Improving Protein Function Prediction using the Hierarchical Structure of the Gene Ontology
High performance and accurate protein function prediction is an important problem in molecular biology. Many
contemporary ontologies, such as Gene Ontology (GO), have a hierarchical structure that can be exploited to improve the
prediction accuracy, and lower the computational cost, of protein function prediction. We leverage the hierarchical structure
of the ontology in two ways. First, we present a method of creating hierarchy-aware training sets for machine-learned
classifiers and we show that, in the case of GO molecular function, it is the most accurate method compared to not
considering the hierarchy during training. Second, we use the hierarchy to reduce the computational cost of classification.
We also introduce a sound methodology for evaluating hierarchical classifiers using global cross-validation. Biologists
often use sequence similarity (e.g. BLAST) to identify a “nearest neighbor” sequence and use the database annotations of
this neighbor to predict protein function. In these cases, we use the hierarchy to improve accuracy by a small amount.

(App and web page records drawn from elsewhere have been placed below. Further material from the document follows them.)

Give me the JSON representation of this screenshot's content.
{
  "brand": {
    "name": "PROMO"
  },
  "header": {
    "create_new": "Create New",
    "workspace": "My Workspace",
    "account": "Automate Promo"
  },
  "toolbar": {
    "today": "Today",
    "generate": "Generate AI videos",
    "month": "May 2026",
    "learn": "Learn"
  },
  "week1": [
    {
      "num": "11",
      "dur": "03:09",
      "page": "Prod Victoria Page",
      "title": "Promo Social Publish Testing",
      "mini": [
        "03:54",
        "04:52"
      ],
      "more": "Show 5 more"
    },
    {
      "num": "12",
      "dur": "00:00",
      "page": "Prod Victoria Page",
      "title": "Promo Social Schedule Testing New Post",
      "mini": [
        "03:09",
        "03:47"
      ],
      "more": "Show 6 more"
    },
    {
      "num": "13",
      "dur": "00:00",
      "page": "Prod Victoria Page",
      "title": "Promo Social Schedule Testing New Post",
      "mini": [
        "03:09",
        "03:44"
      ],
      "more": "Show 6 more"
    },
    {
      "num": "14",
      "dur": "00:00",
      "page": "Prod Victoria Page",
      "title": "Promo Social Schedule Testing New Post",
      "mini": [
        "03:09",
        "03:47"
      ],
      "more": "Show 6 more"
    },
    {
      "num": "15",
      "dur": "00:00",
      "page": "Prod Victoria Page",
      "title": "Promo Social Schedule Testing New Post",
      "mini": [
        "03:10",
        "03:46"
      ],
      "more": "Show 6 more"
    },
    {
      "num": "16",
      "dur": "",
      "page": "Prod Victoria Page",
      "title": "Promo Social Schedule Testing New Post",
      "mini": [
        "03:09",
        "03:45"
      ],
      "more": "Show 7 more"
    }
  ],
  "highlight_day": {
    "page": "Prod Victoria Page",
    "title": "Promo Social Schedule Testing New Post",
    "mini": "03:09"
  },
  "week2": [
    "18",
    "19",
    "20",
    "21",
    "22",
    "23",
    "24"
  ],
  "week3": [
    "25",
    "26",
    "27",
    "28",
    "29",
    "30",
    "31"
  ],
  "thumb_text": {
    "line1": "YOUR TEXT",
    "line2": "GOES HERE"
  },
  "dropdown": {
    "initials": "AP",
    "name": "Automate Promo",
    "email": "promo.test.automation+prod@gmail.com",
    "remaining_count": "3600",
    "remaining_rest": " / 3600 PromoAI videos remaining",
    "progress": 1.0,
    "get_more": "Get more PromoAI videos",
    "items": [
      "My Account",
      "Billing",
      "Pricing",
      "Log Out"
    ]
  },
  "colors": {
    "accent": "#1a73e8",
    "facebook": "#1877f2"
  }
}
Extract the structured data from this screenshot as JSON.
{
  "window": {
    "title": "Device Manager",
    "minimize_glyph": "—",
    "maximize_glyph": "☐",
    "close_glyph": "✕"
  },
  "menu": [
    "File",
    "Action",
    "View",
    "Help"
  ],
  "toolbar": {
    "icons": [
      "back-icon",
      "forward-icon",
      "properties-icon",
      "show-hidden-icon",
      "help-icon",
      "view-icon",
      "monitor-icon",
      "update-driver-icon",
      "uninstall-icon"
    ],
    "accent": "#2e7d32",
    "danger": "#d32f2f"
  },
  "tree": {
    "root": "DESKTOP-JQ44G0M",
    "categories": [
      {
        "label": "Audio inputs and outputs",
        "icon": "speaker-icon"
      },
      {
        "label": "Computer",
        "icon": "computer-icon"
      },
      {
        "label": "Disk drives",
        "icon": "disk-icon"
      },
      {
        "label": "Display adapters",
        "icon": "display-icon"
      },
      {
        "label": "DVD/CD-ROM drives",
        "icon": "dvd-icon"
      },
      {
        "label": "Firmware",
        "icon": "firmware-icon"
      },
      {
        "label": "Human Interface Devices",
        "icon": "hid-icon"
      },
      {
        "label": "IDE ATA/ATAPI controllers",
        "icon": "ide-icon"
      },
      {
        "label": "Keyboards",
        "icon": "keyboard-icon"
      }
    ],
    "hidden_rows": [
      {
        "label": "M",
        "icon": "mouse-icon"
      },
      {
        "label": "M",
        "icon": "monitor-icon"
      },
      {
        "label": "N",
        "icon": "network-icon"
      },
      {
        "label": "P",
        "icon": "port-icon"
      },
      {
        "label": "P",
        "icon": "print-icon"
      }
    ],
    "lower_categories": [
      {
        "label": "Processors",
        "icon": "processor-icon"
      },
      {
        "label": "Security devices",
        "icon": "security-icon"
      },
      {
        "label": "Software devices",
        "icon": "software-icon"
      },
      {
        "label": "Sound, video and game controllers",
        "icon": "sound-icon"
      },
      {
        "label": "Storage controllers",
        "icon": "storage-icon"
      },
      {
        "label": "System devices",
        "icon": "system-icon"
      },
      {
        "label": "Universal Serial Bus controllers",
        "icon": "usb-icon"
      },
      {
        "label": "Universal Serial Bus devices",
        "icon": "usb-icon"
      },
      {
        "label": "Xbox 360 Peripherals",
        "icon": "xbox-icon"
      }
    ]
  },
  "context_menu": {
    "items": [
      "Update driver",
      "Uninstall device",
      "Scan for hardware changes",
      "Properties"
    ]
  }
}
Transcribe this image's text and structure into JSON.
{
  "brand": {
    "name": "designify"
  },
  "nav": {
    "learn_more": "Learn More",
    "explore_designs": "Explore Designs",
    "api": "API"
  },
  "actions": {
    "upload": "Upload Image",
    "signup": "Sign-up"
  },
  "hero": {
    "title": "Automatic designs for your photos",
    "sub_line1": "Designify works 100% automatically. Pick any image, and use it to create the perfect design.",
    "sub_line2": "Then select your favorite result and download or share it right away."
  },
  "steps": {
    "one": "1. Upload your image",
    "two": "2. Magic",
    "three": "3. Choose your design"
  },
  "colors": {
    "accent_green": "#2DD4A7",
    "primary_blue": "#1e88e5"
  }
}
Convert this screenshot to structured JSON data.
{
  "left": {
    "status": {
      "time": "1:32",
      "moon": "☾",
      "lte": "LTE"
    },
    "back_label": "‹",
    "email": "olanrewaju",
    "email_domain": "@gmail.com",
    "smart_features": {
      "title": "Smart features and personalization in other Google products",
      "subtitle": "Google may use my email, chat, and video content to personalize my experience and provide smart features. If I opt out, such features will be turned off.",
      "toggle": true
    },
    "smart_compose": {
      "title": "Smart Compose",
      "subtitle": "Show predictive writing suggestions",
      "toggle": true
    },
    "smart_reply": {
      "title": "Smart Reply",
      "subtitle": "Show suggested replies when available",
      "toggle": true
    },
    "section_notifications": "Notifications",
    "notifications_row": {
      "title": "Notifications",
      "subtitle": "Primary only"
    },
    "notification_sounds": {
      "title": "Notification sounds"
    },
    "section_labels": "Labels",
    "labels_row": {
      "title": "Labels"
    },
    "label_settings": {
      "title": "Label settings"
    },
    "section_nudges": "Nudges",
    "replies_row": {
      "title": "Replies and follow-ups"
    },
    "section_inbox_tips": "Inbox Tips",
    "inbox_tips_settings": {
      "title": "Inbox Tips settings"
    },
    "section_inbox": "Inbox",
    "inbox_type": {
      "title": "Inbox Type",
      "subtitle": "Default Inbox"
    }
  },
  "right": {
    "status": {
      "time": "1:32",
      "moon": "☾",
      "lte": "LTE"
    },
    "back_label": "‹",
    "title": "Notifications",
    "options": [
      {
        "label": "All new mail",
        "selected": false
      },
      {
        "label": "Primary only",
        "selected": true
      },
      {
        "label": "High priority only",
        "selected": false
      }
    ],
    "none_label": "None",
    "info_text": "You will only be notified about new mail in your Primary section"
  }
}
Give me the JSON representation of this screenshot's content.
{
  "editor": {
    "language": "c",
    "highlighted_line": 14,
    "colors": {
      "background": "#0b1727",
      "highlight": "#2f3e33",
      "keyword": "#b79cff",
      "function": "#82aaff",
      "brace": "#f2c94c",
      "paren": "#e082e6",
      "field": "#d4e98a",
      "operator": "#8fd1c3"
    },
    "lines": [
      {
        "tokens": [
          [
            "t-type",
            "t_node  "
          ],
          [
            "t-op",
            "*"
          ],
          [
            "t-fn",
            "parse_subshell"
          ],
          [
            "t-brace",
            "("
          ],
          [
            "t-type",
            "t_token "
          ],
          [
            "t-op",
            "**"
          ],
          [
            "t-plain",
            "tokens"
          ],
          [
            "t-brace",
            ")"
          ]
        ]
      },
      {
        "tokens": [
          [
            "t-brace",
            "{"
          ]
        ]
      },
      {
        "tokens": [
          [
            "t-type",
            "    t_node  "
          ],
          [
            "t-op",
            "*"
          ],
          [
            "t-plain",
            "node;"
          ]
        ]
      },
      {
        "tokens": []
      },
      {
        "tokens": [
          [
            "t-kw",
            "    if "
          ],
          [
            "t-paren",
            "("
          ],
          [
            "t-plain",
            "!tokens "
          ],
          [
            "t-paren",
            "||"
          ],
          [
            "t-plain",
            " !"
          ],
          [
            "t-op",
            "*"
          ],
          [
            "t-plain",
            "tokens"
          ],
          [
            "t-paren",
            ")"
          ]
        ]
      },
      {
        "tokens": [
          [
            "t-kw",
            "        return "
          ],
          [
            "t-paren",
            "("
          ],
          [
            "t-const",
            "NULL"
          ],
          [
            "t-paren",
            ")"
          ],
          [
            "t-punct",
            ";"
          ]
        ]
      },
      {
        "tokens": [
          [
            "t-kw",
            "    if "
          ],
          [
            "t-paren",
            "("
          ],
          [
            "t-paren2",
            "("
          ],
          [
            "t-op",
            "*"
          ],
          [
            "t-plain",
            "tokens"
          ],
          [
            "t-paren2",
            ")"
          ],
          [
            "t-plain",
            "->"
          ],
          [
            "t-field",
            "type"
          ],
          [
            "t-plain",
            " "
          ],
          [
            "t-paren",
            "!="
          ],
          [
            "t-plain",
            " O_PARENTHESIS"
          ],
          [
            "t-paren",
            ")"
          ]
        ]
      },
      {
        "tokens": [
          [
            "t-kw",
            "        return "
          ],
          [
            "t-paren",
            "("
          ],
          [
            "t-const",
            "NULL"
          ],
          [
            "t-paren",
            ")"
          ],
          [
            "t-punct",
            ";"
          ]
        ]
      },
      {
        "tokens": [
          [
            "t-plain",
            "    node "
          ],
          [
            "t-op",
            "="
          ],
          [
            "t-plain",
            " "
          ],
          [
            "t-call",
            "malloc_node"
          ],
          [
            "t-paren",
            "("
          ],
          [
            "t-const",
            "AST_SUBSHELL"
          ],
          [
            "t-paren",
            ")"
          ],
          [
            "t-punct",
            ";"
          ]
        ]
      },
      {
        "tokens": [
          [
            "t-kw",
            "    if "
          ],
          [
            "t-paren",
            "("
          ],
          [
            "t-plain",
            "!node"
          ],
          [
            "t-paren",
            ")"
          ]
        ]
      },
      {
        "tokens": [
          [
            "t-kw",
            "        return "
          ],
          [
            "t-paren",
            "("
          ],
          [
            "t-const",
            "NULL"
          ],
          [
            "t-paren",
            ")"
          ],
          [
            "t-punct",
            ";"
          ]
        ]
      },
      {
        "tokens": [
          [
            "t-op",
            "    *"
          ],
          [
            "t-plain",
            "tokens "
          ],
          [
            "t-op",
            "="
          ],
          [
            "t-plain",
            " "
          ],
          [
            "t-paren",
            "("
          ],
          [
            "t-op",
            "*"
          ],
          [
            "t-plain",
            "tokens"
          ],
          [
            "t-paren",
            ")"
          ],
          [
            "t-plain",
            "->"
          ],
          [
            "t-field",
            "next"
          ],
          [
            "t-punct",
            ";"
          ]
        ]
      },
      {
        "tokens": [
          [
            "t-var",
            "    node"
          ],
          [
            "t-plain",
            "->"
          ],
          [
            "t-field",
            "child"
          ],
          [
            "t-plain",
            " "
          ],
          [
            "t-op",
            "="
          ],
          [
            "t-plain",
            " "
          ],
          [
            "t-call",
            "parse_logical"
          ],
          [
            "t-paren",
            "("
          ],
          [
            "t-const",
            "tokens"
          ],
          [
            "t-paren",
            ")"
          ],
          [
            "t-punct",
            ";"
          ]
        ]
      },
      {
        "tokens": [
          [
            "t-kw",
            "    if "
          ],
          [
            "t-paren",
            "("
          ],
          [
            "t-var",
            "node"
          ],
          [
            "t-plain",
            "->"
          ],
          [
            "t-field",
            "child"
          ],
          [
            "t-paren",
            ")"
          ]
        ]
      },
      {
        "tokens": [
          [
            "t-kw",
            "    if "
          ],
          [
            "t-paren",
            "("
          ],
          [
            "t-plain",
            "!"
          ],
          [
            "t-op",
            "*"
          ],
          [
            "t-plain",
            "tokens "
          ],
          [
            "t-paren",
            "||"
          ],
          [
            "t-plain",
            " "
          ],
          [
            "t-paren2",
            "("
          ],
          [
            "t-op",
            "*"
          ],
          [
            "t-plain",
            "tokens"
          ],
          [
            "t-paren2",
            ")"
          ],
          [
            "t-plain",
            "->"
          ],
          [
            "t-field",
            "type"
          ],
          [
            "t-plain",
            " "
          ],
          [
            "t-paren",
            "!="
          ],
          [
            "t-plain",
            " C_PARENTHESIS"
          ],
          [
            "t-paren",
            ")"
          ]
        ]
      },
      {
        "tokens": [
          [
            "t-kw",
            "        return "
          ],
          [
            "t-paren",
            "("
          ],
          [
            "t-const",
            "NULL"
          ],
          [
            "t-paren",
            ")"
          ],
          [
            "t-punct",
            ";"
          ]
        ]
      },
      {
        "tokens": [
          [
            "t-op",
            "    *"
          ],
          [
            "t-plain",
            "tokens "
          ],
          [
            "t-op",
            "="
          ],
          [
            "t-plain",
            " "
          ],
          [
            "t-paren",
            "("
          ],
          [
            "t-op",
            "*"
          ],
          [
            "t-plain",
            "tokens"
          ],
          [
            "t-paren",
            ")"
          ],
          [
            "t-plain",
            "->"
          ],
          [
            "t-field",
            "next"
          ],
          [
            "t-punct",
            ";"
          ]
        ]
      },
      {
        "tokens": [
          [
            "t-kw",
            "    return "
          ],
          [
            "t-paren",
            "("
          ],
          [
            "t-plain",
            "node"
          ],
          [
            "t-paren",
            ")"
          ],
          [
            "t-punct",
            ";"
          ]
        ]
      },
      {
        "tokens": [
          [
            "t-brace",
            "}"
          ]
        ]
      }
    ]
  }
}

When no similar sequences can be found (which is true for up to 40% of some common proteomes), our technique can improve
accuracy by a more significant amount. Although this paper focuses on a specific important application—protein
function prediction for the GO hierarchy—the techniques may be applied to any classification problem over a hierarchical